■ Exercise details: Go through the material and copy each line that includes "title".

■ Records supplied:
╔══

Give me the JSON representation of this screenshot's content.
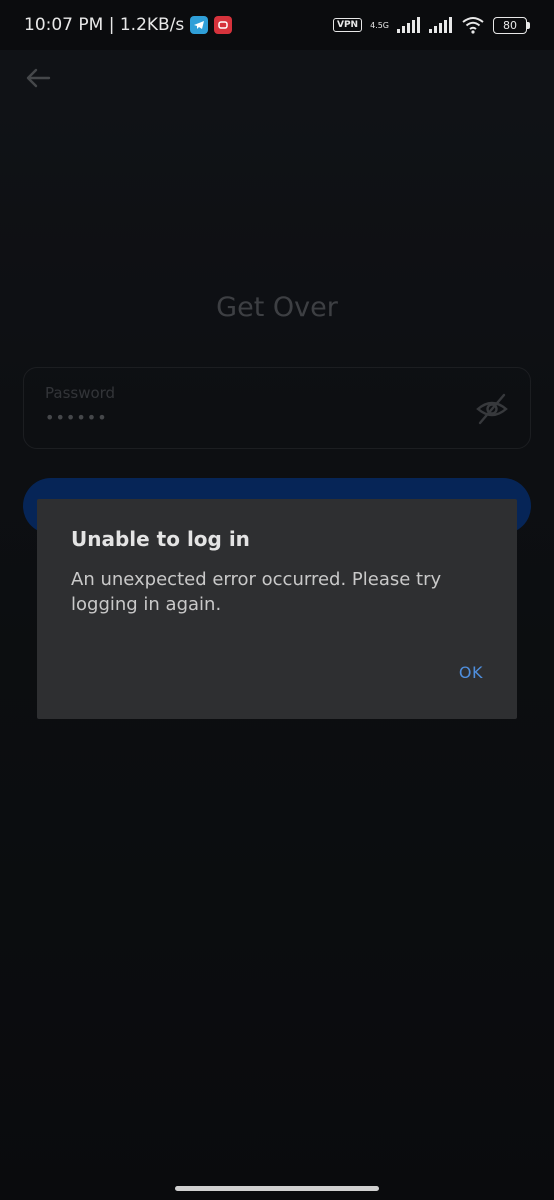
{
  "status_bar": {
    "time_speed": "10:07 PM | 1.2KB/s",
    "vpn": "VPN",
    "network_type": "4.5G",
    "battery": "80"
  },
  "page": {
    "title": "Get Over",
    "password_label": "Password",
    "password_value": "••••••"
  },
  "dialog": {
    "title": "Unable to log in",
    "message": "An unexpected error occurred. Please try logging in again.",
    "ok_label": "OK"
  },
  "colors": {
    "accent": "#4f8fde",
    "button": "#0a3a86",
    "dialog_bg": "#2e2f31"
  }
}
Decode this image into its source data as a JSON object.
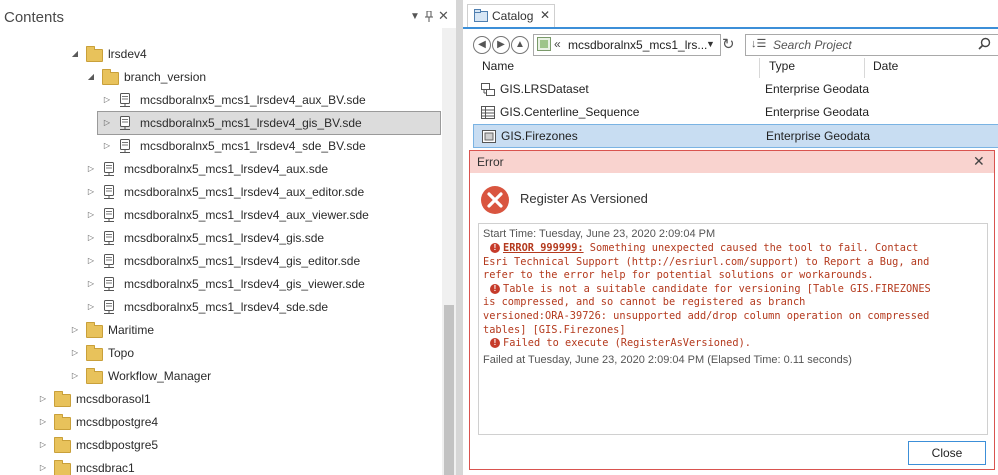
{
  "contents": {
    "title": "Contents",
    "tree": [
      {
        "label": "lrsdev4",
        "type": "folder",
        "level": 4,
        "expanded": true
      },
      {
        "label": "branch_version",
        "type": "folder",
        "level": 5,
        "expanded": true
      },
      {
        "label": "mcsdboralnx5_mcs1_lrsdev4_aux_BV.sde",
        "type": "db",
        "level": 6
      },
      {
        "label": "mcsdboralnx5_mcs1_lrsdev4_gis_BV.sde",
        "type": "db",
        "level": 6,
        "selected": true
      },
      {
        "label": "mcsdboralnx5_mcs1_lrsdev4_sde_BV.sde",
        "type": "db",
        "level": 6
      },
      {
        "label": "mcsdboralnx5_mcs1_lrsdev4_aux.sde",
        "type": "db",
        "level": 5
      },
      {
        "label": "mcsdboralnx5_mcs1_lrsdev4_aux_editor.sde",
        "type": "db",
        "level": 5
      },
      {
        "label": "mcsdboralnx5_mcs1_lrsdev4_aux_viewer.sde",
        "type": "db",
        "level": 5
      },
      {
        "label": "mcsdboralnx5_mcs1_lrsdev4_gis.sde",
        "type": "db",
        "level": 5
      },
      {
        "label": "mcsdboralnx5_mcs1_lrsdev4_gis_editor.sde",
        "type": "db",
        "level": 5
      },
      {
        "label": "mcsdboralnx5_mcs1_lrsdev4_gis_viewer.sde",
        "type": "db",
        "level": 5
      },
      {
        "label": "mcsdboralnx5_mcs1_lrsdev4_sde.sde",
        "type": "db",
        "level": 5
      },
      {
        "label": "Maritime",
        "type": "folder",
        "level": 4
      },
      {
        "label": "Topo",
        "type": "folder",
        "level": 4
      },
      {
        "label": "Workflow_Manager",
        "type": "folder",
        "level": 4
      },
      {
        "label": "mcsdborasol1",
        "type": "folder",
        "level": 2
      },
      {
        "label": "mcsdbpostgre4",
        "type": "folder",
        "level": 2
      },
      {
        "label": "mcsdbpostgre5",
        "type": "folder",
        "level": 2
      },
      {
        "label": "mcsdbrac1",
        "type": "folder",
        "level": 2
      }
    ]
  },
  "catalog": {
    "tab_label": "Catalog",
    "path": "mcsdboralnx5_mcs1_lrs...",
    "path_prefix": "«",
    "search_placeholder": "Search Project",
    "columns": [
      "Name",
      "Type",
      "Date"
    ],
    "rows": [
      {
        "name": "GIS.LRSDataset",
        "type": "Enterprise Geodata",
        "icon": "dataset-icon"
      },
      {
        "name": "GIS.Centerline_Sequence",
        "type": "Enterprise Geodata",
        "icon": "table-icon"
      },
      {
        "name": "GIS.Firezones",
        "type": "Enterprise Geodata",
        "icon": "featureclass-icon",
        "selected": true
      }
    ]
  },
  "dialog": {
    "title": "Error",
    "heading": "Register As Versioned",
    "start_time": "Start Time: Tuesday, June 23, 2020 2:09:04 PM",
    "err1_code": "ERROR 999999:",
    "err1_line1": " Something unexpected caused the tool to fail. Contact",
    "err1_line2": "Esri Technical Support (http://esriurl.com/support) to Report a Bug, and",
    "err1_line3": "refer to the error help for potential solutions or workarounds.",
    "err2_line1": "Table is not a suitable candidate for versioning [Table GIS.FIREZONES",
    "err2_line2": "is compressed, and so cannot be registered as branch",
    "err2_line3": "versioned:ORA-39726: unsupported add/drop column operation on compressed",
    "err2_line4": "tables] [GIS.Firezones]",
    "err3_line1": "Failed to execute (RegisterAsVersioned).",
    "failed_at": "Failed at Tuesday, June 23, 2020 2:09:04 PM (Elapsed Time: 0.11 seconds)",
    "close_label": "Close",
    "bullet_glyph": "!"
  },
  "colors": {
    "error": "#c63b2a",
    "accent": "#3c8fd8",
    "selection": "#c8ddf2"
  }
}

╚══

■ Answer to this task:
    "title": "Get Over",
    "title": "Unable to log in",
    "title": "Contents",
    "title": "Error",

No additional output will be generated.